London: Printed at the Chiswick Press, for the Fine Art Society, 1878. Large quarto, measuring 11 x 8.75 inches: , 188, . Contemporary polished tree calf, floral gilt rules to boards, raised bands, spine compartments ruled and elaborately decorated in gilt, black morocco spine label lettered in gilt, marbled endpapers, top edge gilt, other edges uncut. Thirty-five photogravure plates, two-page map of “Turner’s Haunts” included in pagination. Occasional trivial scuff to binding, expert repair to joints. With: entrance ticket, measuring 5.5 x 3.5 inches unfolded, printed in brown ink on heavy blue paper and completed in ink, with small mounted sepia photograph.

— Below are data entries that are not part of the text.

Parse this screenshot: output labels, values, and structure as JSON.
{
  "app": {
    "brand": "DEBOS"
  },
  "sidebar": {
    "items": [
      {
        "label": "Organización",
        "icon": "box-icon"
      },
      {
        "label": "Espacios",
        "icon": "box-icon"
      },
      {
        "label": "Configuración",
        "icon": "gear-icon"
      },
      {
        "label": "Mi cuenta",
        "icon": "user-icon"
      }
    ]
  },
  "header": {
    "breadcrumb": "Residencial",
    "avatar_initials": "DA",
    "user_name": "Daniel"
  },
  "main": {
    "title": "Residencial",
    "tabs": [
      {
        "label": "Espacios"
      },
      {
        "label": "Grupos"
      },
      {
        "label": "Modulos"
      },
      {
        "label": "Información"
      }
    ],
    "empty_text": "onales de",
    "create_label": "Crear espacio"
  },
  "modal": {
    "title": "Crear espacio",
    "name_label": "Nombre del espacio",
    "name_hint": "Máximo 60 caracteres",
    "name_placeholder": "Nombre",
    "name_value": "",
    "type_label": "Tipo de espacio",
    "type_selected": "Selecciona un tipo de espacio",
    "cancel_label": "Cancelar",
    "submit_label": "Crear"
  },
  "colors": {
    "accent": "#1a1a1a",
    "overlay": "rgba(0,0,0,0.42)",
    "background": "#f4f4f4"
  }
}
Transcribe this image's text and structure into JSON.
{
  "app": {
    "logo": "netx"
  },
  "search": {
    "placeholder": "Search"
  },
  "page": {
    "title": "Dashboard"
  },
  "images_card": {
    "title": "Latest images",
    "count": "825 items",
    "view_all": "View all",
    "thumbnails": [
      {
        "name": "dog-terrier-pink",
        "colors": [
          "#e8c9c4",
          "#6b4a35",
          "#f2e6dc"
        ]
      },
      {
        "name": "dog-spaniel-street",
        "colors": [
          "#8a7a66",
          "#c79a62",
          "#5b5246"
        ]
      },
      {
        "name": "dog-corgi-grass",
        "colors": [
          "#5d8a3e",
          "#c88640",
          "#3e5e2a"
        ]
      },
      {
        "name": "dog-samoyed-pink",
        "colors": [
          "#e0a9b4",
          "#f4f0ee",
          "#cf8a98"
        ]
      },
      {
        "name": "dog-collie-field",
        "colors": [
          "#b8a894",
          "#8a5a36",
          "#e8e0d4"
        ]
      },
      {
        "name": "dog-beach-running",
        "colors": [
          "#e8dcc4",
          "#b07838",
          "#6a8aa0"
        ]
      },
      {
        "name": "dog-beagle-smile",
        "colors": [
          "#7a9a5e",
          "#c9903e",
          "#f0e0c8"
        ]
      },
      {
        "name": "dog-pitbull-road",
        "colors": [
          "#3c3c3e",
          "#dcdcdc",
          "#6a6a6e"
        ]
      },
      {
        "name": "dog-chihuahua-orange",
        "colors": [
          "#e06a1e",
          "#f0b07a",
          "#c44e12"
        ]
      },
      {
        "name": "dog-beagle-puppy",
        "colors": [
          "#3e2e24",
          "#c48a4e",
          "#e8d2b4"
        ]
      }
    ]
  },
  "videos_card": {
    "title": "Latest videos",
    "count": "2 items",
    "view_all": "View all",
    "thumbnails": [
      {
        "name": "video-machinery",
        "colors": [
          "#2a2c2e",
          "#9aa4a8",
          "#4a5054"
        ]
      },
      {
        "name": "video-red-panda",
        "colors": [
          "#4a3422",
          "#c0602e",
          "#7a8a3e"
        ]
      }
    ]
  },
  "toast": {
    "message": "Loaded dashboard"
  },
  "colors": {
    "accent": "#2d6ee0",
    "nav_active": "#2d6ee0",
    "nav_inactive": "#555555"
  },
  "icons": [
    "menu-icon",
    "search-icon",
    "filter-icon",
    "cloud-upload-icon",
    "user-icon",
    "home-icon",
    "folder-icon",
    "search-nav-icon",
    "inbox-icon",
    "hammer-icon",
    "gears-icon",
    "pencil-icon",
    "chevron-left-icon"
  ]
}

Ticket creased and a bit spotted.
Illustrated edition, “the most complete of any,” of John Ruskin’s annotated catalogue of his collection of drawings and watercolors by J.M.W. Turner, published to commemorate the 1878 London exhibition of the pictures at the Fine Art Society. Ruskin’s lifelong advocacy of Turner is one of the most powerful examples of critical tastemaking in English art history. Ruskin’s father was an early patron of Turner, and the young critic grew up surrounded by his pictures, sometimes watching as Turner worked. As a teenager, Ruskin wrote an impetuous defense of Turner in response to a harsh review; although unpublished, that essay was the origin of Ruskin’s five-volume work, Modern Painters (1843-1860), which placed Turner’s atmospheric, almost abstract style at the forefront of modern art. The 1878 exhibition of Ruskin’s Turner collection was a major event, reviewed on both sides of the Atlantic. In this catalogue, Ruskin divides Turner’s career into periods, and comments directly on most of the exhibited pictures, thirty-five of which are reproduced in photogravure. Ruskin emphasizes Turner’s turn toward the elegiac in later life: “he shows clearly the sense of a terrific wrongness and sadness, mingled in the beautiful order of the earth.” Revisiting these drawings in preparation for the exhibition, and shaken by the personal memories they evoked, Ruskin suffered a breakdown while writing the catalogue; the early editions were issued incomplete. This illustrated edition, published late in 1878, contains Ruskin’s finished epilogue and the second part of the catalogue, covering Ruskin’s own drawings and engravings after Turner. The catalogue is accompanied by an original entrance ticket to the exhibition, featuring a mounted photograph of Turner’s “The Fighting Téméraire,” and admitting “Mr. Ward” for the run of the show. The painter William Ward (1829-1908) was a prolific copyist of Turner’s watercolors, whose efforts Ruskin encouraged, and whose reproductions Ruskin personally annotated to distinguish them from the originals: it is a pleasure to think that this might be William Ward’s ticket, but we cannot say for sure. This copy does not contain the blindstamp of the Fine Art Society, but collates complete, with all plates. Wise 231. A near-fine copy of a landmark catalogue, splendidly bound by Stocker, accompanied by an original ticket to Ruskin’s Turner exhibition.